Your goal: With the images omitted, return all of the entries exactly as they stand.

• • • •

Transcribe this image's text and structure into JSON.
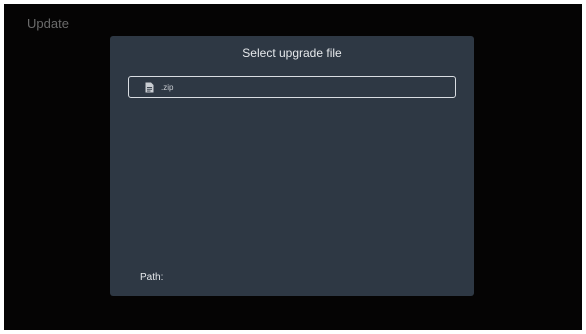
{
  "screen": {
    "title": "Update"
  },
  "dialog": {
    "title": "Select upgrade file",
    "files": [
      {
        "name": ".zip",
        "icon": "file-icon",
        "selected": true
      }
    ],
    "path_label": "Path:",
    "path_value": ""
  },
  "colors": {
    "screen_bg": "#050404",
    "dialog_bg": "#2e3844",
    "focus_border": "#d9dde2",
    "text": "#e6e9ec"
  }
}
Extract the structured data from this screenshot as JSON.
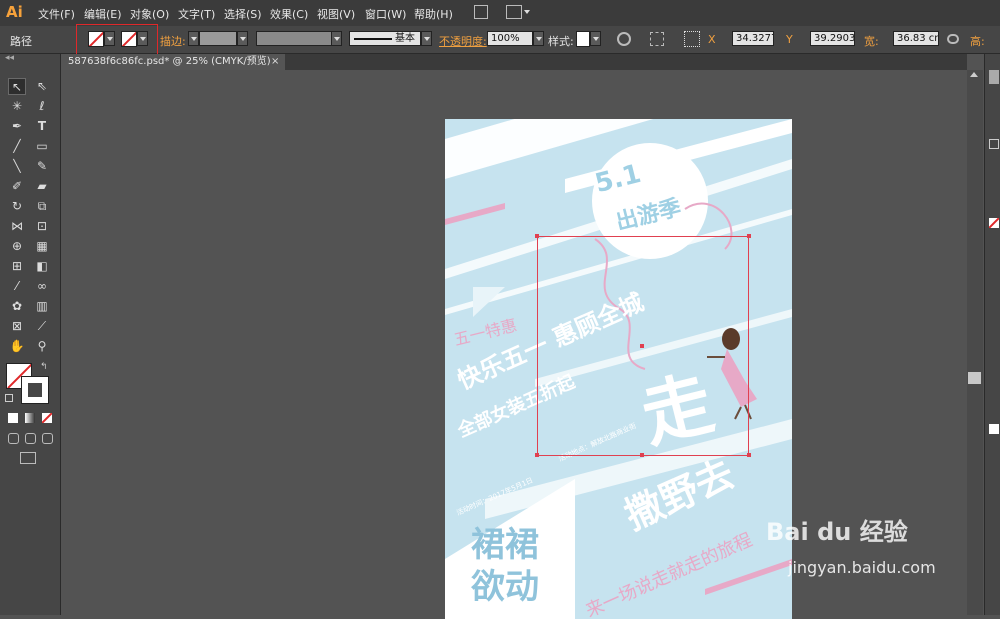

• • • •

Solution:
Transcribe this image's text and structure into JSON.
{
  "screen": {
    "title": "Update"
  },
  "dialog": {
    "title": "Select upgrade file",
    "files": [
      {
        "name": ".zip",
        "icon": "file-icon",
        "selected": true
      }
    ],
    "path_label": "Path:",
    "path_value": ""
  },
  "colors": {
    "screen_bg": "#050404",
    "dialog_bg": "#2e3844",
    "focus_border": "#d9dde2",
    "text": "#e6e9ec"
  }
}
Extract the structured data from this screenshot as JSON.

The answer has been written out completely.